Why Choose this Course
The course gives you the opportunity to gain specialist skills and knowledge in Specialist Community Nursing, which will enable you to:
- Evaluate the current organisational and professional agendas that influence care delivery in primary healthcare and community settings.
- Focus on the multi-professional and multi-agency approaches to care.
- Study leadership and management skills so that when you graduate you will be able to provide effective leadership within a mixed skill team and multi-agency work setting as well as to work proactively in a commissioning environment.
- Combine learning at the University with hands-on experience in a practice environment, with an equal allocation of practice and theory hours.
- Achieve the V100 prescribing qualification, where local arrangements allow or the V300 Non-Medical Prescribing for Nurses (to be discussed further once registered on the programme.)
The normal entry requirements for the PGDip Specialist Community Nursing course are:
Access to an appropriate specialist community practice placement with a designated practice supervisor and practice assessor for the duration of your studies on the course. This is normally provided through the sponsoring employer.
- A UK degree, or other qualification at equivalent level, in a health-related subject
- All applicants are required to demonstrate effective registration on part 1 of the NMC register.
- All students from non-majority English speaking countries require proof of English language proficiency. The following qualifications and grades will be considered:
o GCSE English language grade A-C
o IELTS 6.5 (with no less than 5.5 in any band)
If you do not have the required level of English for entry, our academic English and foundation courses can help you to achieve this level.

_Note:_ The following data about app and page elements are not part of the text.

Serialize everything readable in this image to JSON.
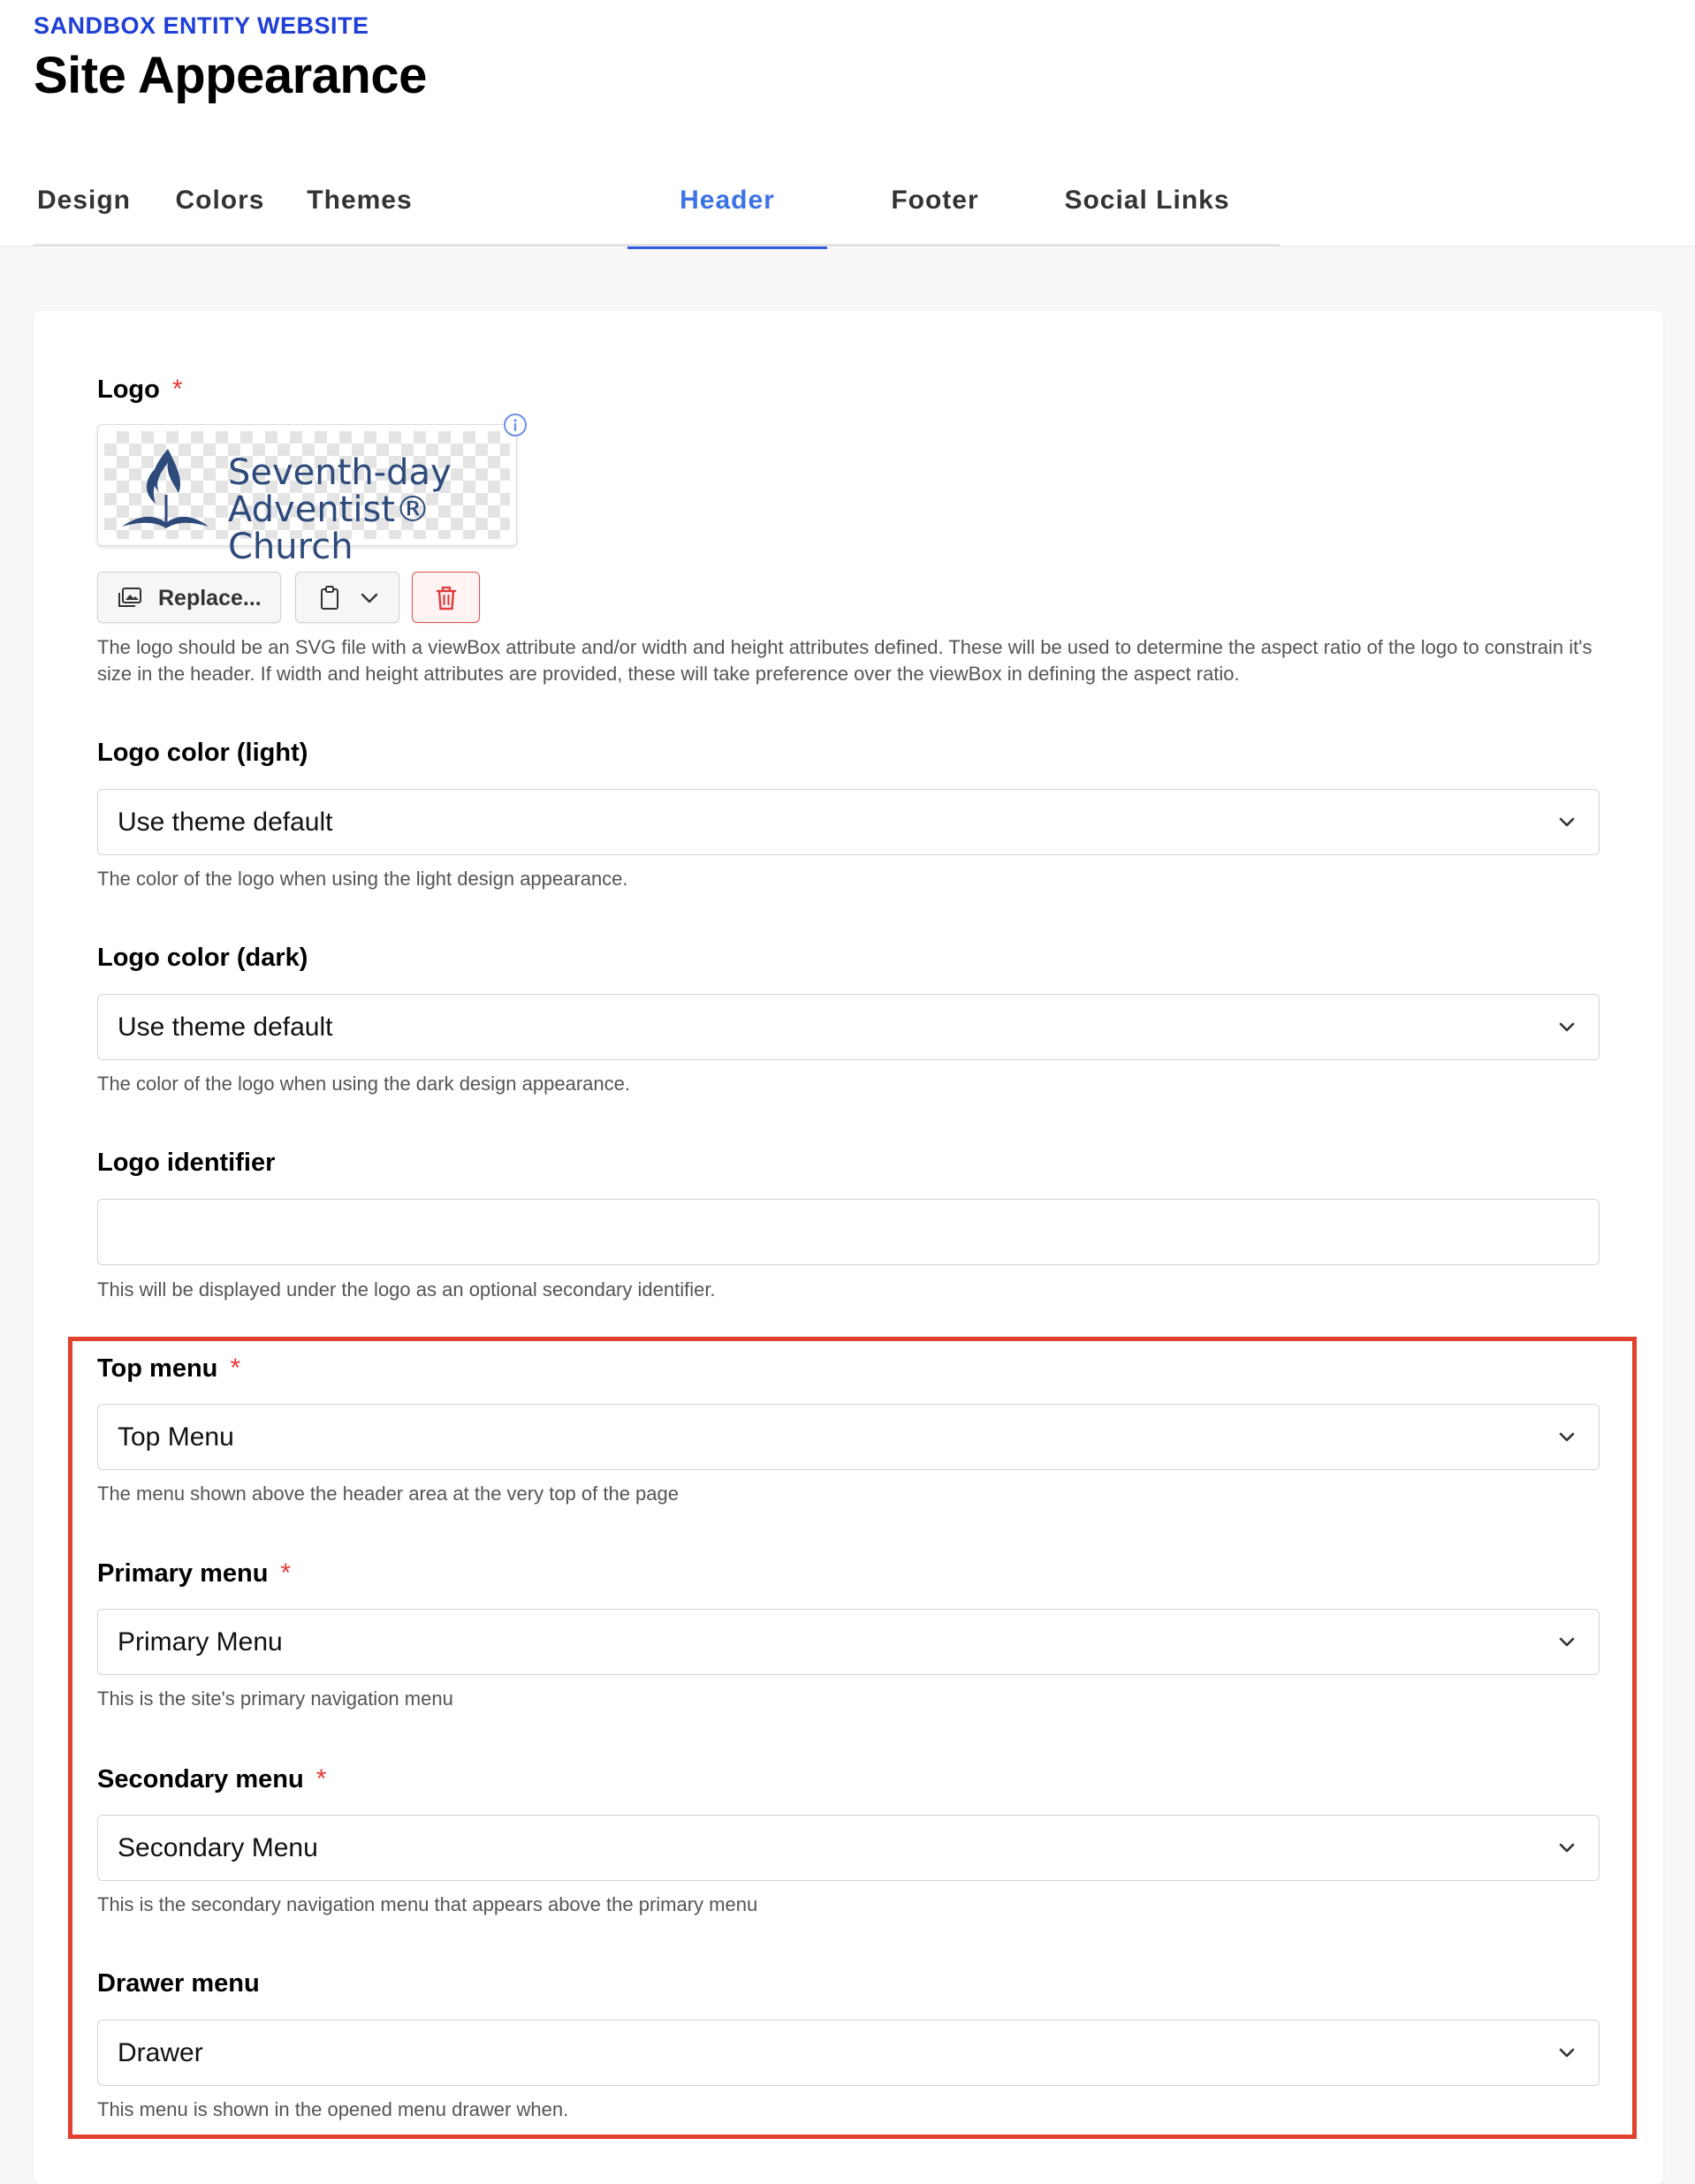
{
  "header": {
    "eyebrow": "SANDBOX ENTITY WEBSITE",
    "title": "Site Appearance"
  },
  "tabs": [
    {
      "label": "Design"
    },
    {
      "label": "Colors"
    },
    {
      "label": "Themes"
    },
    {
      "label": "Header",
      "active": true
    },
    {
      "label": "Footer"
    },
    {
      "label": "Social Links"
    }
  ],
  "logo": {
    "label": "Logo",
    "required_mark": "*",
    "image_text_line1": "Seventh-day",
    "image_text_line2": "Adventist® Church",
    "replace_label": "Replace...",
    "help": "The logo should be an SVG file with a viewBox attribute and/or width and height attributes defined. These will be used to determine the aspect ratio of the logo to constrain it's size in the header. If width and height attributes are provided, these will take preference over the viewBox in defining the aspect ratio.",
    "icons": [
      "info-icon",
      "image-icon",
      "clipboard-icon",
      "chevron-down-icon",
      "trash-icon"
    ]
  },
  "logo_color_light": {
    "label": "Logo color (light)",
    "value": "Use theme default",
    "help": "The color of the logo when using the light design appearance."
  },
  "logo_color_dark": {
    "label": "Logo color (dark)",
    "value": "Use theme default",
    "help": "The color of the logo when using the dark design appearance."
  },
  "logo_identifier": {
    "label": "Logo identifier",
    "value": "",
    "help": "This will be displayed under the logo as an optional secondary identifier."
  },
  "top_menu": {
    "label": "Top menu",
    "required_mark": "*",
    "value": "Top Menu",
    "help": "The menu shown above the header area at the very top of the page"
  },
  "primary_menu": {
    "label": "Primary menu",
    "required_mark": "*",
    "value": "Primary Menu",
    "help": "This is the site's primary navigation menu"
  },
  "secondary_menu": {
    "label": "Secondary menu",
    "required_mark": "*",
    "value": "Secondary Menu",
    "help": "This is the secondary navigation menu that appears above the primary menu"
  },
  "drawer_menu": {
    "label": "Drawer menu",
    "value": "Drawer",
    "help": "This menu is shown in the opened menu drawer when."
  },
  "colors": {
    "accent": "#3a72e8",
    "eyebrow": "#1f3fd6",
    "required": "#e53935",
    "highlight_border": "#e2412e",
    "logo_text": "#2d4a7b"
  }
}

To attain a PgDip award you need to complete 120 credits. To top-up to an MSc you will need to complete a further 60 credits (180 credits). There is an interim award available of a Postgraduate Certificate which can be awarded after completing 60 credits. There is no professional qualification associated with this award.
You will experience a wide variety of learning styles on the PGDip Specialist Community Nursing course. During your studies you will develop your capacity for self-directed study and your interpersonal skills.
We particularly emphasise the importance of structured research: well-prepared written and verbal presentations and computer literacy. Alongside elements of standard lectures, seminars, tutorials and laboratories, you also learn through case studies, individual and group projects and other student-centred activities.
You will develop your capacity for independent study and interpersonal skills on this programme. There is an emphasis on structured research, well-prepared written and verbal presentations and computer literacy.
Modules are assessed by a variety of methods for example essays, presentations, reports, posters and practical examinations.
Mode of delivery
Full time, Semester A or B entry point, normally completed in 1 year. Part time, Semester A or B entry point, normally completed in 2 years.
Health & Social Work